Top of The data

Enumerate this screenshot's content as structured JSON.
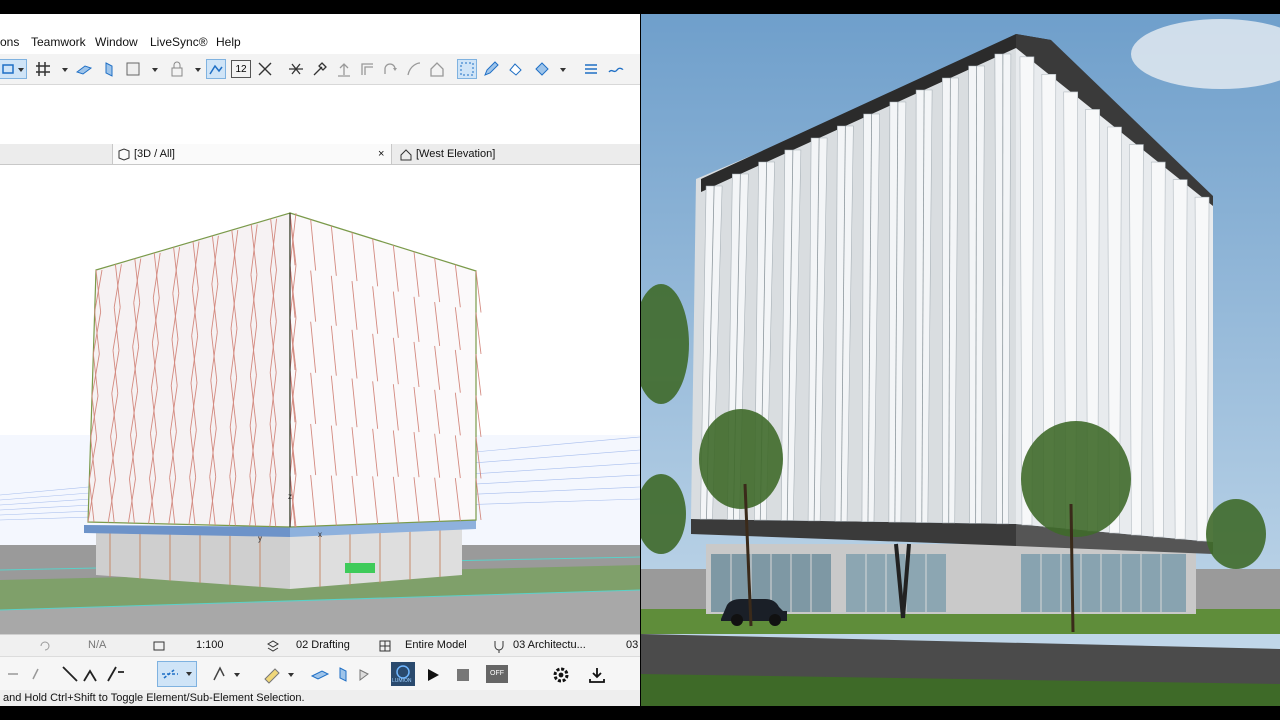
{
  "menu": {
    "items": [
      "ons",
      "Teamwork",
      "Window",
      "LiveSync®",
      "Help"
    ]
  },
  "toolbar": {
    "icons": [
      "layer-dropdown-icon",
      "grid-snap-icon",
      "slab-icon",
      "wall-icon",
      "selection-box-icon",
      "lock-icon",
      "trace-icon",
      "dimension-icon",
      "intersect-icon",
      "split-icon",
      "adjust-icon",
      "elevate-icon",
      "offset-icon",
      "rotate-icon",
      "house-icon",
      "magic-wand-icon",
      "edit-pen-icon",
      "fill-icon",
      "render-icon",
      "settings-menu-icon",
      "mesh-icon"
    ],
    "counter_label": "12"
  },
  "tabs": [
    {
      "label": "[3D / All]",
      "close": "×"
    },
    {
      "label": "[West Elevation]"
    }
  ],
  "tab_indicator": "----",
  "status": {
    "na": "N/A",
    "scale": "1:100",
    "layer_set": "02 Drafting",
    "model_view": "Entire Model",
    "pen_set": "03 Architectu...",
    "extra": "03"
  },
  "bottom_tools": {
    "lumion_label": "LUMION",
    "off_label": "OFF"
  },
  "hint": "and Hold Ctrl+Shift to Toggle Element/Sub-Element Selection.",
  "colors": {
    "accent_blue": "#1f6fc5",
    "toolbar_bg": "#f3f3f3",
    "active_icon_bg": "#cfe4f7"
  }
}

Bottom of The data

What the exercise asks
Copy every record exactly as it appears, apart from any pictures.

Your response
Enumerate this screenshot's content as structured JSON.
{
  "menu": {
    "items": [
      "ons",
      "Teamwork",
      "Window",
      "LiveSync®",
      "Help"
    ]
  },
  "toolbar": {
    "icons": [
      "layer-dropdown-icon",
      "grid-snap-icon",
      "slab-icon",
      "wall-icon",
      "selection-box-icon",
      "lock-icon",
      "trace-icon",
      "dimension-icon",
      "intersect-icon",
      "split-icon",
      "adjust-icon",
      "elevate-icon",
      "offset-icon",
      "rotate-icon",
      "house-icon",
      "magic-wand-icon",
      "edit-pen-icon",
      "fill-icon",
      "render-icon",
      "settings-menu-icon",
      "mesh-icon"
    ],
    "counter_label": "12"
  },
  "tabs": [
    {
      "label": "[3D / All]",
      "close": "×"
    },
    {
      "label": "[West Elevation]"
    }
  ],
  "tab_indicator": "----",
  "status": {
    "na": "N/A",
    "scale": "1:100",
    "layer_set": "02 Drafting",
    "model_view": "Entire Model",
    "pen_set": "03 Architectu...",
    "extra": "03"
  },
  "bottom_tools": {
    "lumion_label": "LUMION",
    "off_label": "OFF"
  },
  "hint": "and Hold Ctrl+Shift to Toggle Element/Sub-Element Selection.",
  "colors": {
    "accent_blue": "#1f6fc5",
    "toolbar_bg": "#f3f3f3",
    "active_icon_bg": "#cfe4f7"
  }
}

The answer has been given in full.